# EXERCISE BRIEF
Search the entries below for "level" and copy each matching line.

__________________________________________________

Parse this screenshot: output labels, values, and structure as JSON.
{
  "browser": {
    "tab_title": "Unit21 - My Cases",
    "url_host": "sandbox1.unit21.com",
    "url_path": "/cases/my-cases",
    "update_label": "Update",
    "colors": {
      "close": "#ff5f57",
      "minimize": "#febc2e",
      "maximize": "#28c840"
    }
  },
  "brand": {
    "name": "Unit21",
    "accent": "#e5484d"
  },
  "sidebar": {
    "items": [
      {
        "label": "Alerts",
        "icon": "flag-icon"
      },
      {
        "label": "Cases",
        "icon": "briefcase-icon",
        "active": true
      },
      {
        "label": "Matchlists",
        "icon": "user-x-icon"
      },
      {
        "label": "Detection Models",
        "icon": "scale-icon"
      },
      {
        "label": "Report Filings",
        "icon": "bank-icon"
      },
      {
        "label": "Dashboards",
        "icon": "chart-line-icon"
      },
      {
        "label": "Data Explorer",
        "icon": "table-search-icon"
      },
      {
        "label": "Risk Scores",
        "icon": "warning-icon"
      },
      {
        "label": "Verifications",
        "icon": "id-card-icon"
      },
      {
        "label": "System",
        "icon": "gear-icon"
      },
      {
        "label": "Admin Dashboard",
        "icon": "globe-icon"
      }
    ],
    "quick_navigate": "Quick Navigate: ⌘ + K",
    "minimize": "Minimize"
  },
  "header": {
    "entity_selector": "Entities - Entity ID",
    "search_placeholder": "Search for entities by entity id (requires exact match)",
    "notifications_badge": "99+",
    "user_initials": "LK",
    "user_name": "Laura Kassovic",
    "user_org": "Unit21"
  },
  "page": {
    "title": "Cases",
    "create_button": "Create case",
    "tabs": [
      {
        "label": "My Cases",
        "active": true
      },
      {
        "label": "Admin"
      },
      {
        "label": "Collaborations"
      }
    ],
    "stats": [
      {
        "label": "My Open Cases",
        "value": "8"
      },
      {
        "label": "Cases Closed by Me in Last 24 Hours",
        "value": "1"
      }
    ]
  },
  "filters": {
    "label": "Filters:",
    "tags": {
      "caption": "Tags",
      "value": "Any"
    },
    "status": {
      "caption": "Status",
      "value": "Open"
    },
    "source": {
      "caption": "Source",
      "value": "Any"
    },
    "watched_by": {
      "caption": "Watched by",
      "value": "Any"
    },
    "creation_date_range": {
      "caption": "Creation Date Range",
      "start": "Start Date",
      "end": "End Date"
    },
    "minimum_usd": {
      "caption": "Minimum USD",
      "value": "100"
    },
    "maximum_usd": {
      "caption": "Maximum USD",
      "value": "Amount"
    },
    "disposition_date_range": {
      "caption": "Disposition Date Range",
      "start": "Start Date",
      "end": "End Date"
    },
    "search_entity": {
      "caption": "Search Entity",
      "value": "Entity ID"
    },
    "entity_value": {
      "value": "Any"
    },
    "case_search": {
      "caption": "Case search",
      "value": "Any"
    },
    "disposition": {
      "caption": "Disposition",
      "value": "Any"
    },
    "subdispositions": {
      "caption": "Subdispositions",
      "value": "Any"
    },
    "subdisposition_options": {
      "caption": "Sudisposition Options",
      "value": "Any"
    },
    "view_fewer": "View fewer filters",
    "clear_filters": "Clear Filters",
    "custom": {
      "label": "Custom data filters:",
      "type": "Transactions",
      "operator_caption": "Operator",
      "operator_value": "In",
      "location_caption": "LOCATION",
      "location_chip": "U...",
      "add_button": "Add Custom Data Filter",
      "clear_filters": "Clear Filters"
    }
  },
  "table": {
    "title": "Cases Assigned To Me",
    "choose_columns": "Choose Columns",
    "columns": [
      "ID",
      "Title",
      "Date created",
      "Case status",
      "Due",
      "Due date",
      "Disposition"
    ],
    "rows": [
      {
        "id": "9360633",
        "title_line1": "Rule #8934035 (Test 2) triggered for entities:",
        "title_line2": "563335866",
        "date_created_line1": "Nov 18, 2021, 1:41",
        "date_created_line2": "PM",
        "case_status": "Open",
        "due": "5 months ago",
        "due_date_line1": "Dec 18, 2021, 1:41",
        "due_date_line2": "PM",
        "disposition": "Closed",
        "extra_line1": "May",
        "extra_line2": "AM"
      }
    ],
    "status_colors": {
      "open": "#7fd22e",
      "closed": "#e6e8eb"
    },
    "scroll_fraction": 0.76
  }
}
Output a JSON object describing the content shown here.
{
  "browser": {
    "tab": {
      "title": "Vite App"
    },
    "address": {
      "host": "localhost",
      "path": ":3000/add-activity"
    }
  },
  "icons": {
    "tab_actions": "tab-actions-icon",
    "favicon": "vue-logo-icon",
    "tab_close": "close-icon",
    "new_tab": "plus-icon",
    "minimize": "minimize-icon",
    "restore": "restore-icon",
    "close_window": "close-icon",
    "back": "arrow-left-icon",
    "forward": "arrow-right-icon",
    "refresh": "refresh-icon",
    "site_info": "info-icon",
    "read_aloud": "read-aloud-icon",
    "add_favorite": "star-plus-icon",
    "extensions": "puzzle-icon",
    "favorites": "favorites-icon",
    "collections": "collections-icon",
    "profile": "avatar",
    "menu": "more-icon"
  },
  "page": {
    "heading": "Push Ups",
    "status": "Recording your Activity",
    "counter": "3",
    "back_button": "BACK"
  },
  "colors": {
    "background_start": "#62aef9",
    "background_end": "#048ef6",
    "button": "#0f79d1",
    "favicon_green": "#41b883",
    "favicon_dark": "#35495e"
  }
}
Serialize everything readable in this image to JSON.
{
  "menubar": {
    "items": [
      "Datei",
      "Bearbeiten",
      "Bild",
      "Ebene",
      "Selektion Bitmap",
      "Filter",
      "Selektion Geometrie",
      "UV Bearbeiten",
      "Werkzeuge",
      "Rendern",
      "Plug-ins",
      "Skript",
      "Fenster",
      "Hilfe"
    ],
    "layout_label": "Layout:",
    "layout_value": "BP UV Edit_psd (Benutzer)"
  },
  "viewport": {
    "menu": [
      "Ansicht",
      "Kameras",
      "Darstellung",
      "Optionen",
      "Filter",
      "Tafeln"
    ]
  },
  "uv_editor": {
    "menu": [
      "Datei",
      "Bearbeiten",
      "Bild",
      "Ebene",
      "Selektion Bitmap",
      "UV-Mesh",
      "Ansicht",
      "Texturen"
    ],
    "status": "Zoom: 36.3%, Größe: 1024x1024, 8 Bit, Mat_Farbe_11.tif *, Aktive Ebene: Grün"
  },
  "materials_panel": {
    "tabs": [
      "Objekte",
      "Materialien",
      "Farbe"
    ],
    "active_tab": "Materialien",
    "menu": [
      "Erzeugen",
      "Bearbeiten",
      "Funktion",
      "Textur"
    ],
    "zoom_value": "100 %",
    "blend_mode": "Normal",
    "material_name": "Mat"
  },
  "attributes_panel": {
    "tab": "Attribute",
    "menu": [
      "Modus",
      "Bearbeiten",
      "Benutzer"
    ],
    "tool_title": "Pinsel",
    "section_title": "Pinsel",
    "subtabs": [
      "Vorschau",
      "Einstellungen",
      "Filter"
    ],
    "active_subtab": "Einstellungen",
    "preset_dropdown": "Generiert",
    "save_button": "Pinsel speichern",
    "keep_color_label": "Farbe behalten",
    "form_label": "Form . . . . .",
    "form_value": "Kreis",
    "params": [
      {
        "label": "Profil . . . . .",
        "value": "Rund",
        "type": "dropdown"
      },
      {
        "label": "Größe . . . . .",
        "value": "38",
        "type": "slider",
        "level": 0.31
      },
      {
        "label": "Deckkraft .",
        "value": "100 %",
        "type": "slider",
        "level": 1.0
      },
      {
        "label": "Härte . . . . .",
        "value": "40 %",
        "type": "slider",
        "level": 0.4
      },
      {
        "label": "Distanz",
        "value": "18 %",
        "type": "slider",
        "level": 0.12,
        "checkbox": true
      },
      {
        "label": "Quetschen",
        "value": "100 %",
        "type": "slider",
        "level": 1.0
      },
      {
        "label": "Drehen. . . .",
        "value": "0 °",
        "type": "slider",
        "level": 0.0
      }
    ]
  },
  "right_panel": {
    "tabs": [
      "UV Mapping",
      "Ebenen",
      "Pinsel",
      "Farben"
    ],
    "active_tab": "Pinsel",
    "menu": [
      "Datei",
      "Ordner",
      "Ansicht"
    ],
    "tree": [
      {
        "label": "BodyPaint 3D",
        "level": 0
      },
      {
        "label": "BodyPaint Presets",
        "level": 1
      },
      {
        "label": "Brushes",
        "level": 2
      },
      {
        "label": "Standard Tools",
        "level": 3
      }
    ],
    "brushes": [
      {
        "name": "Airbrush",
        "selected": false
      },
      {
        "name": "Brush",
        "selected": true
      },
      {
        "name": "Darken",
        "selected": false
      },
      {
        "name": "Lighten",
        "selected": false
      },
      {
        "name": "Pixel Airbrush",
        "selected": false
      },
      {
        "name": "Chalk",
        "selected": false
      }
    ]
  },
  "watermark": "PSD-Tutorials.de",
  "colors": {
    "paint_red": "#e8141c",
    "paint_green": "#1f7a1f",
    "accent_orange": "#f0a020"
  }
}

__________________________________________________

# THE ANSWER
        "level": 0.31
        "level": 1.0
        "level": 0.4
        "level": 0.12,
        "level": 1.0
        "level": 0.0
        "level": 0
        "level": 1
        "level": 2
        "level": 3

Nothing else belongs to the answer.